Use this URL to cite or link to this record in EThOS: http://ethos.bl.uk/OrderDetails.do?uin=uk.bl.ethos.261970
Title: A study of phonological development in a primary school population of East London
Author: Beaken, Michael Alan
ISNI:       0000 0001 3452 3473
Awarding Body: University of London
Current Institution: University College London (University of London)
Date of Award: 1971
Availability of Full Text:
Access through EThOS:
Access through Institution:
Abstract:

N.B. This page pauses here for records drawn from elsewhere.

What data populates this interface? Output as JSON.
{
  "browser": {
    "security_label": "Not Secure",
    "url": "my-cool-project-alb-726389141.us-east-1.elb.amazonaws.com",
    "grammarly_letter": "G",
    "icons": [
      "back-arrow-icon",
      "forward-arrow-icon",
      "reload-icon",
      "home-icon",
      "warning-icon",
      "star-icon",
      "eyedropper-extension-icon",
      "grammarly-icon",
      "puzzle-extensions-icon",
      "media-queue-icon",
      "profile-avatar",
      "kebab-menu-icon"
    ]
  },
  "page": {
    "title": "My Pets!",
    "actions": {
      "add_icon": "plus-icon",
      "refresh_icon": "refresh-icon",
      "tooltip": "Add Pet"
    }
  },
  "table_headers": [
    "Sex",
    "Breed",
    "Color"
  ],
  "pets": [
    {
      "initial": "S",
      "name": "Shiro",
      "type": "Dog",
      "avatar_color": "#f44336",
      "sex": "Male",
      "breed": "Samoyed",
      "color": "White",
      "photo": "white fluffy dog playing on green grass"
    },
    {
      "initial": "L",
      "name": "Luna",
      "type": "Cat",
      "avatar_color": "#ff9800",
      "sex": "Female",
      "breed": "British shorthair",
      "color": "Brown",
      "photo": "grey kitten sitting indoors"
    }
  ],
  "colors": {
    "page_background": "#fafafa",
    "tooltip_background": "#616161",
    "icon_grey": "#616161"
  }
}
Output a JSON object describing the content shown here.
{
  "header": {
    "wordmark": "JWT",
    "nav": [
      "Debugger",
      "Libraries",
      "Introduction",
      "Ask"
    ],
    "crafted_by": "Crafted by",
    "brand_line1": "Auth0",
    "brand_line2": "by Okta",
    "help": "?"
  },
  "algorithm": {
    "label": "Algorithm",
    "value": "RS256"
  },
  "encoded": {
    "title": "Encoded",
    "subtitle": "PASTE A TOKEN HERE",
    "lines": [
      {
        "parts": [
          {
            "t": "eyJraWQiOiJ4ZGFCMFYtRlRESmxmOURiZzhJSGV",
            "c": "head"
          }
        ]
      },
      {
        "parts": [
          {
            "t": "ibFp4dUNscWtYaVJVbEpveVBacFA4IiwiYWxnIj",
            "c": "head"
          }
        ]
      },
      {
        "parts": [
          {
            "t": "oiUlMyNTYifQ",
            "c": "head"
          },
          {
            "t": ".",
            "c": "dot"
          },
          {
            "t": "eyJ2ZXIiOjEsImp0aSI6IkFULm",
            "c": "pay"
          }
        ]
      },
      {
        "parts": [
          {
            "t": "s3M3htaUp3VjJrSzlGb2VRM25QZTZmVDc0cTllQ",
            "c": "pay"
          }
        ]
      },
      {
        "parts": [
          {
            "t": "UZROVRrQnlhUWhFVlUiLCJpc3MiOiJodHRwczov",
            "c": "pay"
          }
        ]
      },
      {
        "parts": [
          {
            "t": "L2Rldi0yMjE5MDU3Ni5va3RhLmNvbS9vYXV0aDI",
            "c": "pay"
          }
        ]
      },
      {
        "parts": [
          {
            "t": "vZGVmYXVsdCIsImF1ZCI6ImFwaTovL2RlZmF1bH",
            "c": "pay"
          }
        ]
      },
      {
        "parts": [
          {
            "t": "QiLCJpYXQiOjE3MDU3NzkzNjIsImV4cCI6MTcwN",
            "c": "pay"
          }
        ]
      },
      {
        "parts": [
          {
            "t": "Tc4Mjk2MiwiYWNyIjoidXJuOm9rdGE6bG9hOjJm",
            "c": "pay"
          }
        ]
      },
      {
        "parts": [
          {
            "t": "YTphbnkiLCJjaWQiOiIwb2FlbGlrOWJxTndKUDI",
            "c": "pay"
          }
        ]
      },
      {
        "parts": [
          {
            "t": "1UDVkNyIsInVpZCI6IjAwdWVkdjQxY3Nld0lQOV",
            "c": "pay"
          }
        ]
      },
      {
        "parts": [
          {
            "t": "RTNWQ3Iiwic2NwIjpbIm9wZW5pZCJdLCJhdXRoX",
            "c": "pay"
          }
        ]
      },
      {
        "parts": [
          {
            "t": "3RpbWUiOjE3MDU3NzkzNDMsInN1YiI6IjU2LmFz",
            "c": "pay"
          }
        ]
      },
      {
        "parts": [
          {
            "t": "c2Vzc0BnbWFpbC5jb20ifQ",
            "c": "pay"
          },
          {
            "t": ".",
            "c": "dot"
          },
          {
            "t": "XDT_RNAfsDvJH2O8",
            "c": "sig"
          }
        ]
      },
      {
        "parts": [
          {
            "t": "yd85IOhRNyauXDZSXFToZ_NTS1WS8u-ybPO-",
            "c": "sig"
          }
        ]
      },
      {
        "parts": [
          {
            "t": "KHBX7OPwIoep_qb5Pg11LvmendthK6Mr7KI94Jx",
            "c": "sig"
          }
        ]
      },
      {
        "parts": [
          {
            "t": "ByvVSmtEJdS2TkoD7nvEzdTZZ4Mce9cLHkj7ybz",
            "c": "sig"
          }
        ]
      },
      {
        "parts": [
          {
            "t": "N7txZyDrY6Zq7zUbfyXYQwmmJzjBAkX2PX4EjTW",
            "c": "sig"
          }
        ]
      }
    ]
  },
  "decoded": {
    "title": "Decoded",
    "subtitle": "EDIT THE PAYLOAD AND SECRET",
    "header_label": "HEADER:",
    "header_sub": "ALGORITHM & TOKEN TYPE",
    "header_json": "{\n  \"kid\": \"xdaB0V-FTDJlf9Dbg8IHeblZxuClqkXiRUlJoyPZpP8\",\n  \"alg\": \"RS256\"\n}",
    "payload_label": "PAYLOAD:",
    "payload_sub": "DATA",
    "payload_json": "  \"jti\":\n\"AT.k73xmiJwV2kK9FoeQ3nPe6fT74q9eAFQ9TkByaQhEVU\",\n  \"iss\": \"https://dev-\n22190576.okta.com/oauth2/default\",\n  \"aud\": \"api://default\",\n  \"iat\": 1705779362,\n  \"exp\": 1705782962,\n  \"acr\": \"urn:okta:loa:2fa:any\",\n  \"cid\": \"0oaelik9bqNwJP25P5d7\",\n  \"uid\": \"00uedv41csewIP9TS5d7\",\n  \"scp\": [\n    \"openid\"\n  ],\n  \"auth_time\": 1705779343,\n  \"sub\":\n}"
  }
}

A review of work on children's language shows that the development of language in young children is best viewed in terms of an increasing differentiation of functions, until the basic linguistic competence is established at a relatively early age - usually within the child's fourth year. After this age development proceeds in the mastery of the finer stylistic features which are contained in a child's group-language. A study of the speech of 9-year old children shows a high degree of uniformity in phonological detail. 9-year old speech is taken as the terminal model for the developing speech of younger children in this investigation. Within the 9-year old group there are found to be phonological features which differentiate the speech of boys and of girls. The speech of younger children is found to differ in certain characteristic ways from the mature model. Traces of earlier modes of speech are relatively persistent among children up to 4½ years of age. Development between 5 and 8 years consists in the acquisition of features of the local dialect, features of connected speech and, in the later stages, features of speech of the child's sex-group. The early-acquired competence is filtered through an increasing number of phonological transformations to produce, finally, a mature performance. The mature phonemic system is acquired at an early stage, although articulation nay not be completely mature until after 7 years. A test of speech-sound discrimination produces results in favour of older children. This may be due in part to maturation of linguistic ability, and in part to the fact that older children are more sensitive to each other's speech than younger ones.
Supervisor: Not available Sponsor: Not available
Qualification Name: Thesis (Ph.D.) Qualification Level: Doctoral
EThOS ID: uk.bl.ethos.261970  DOI: Not available
Share: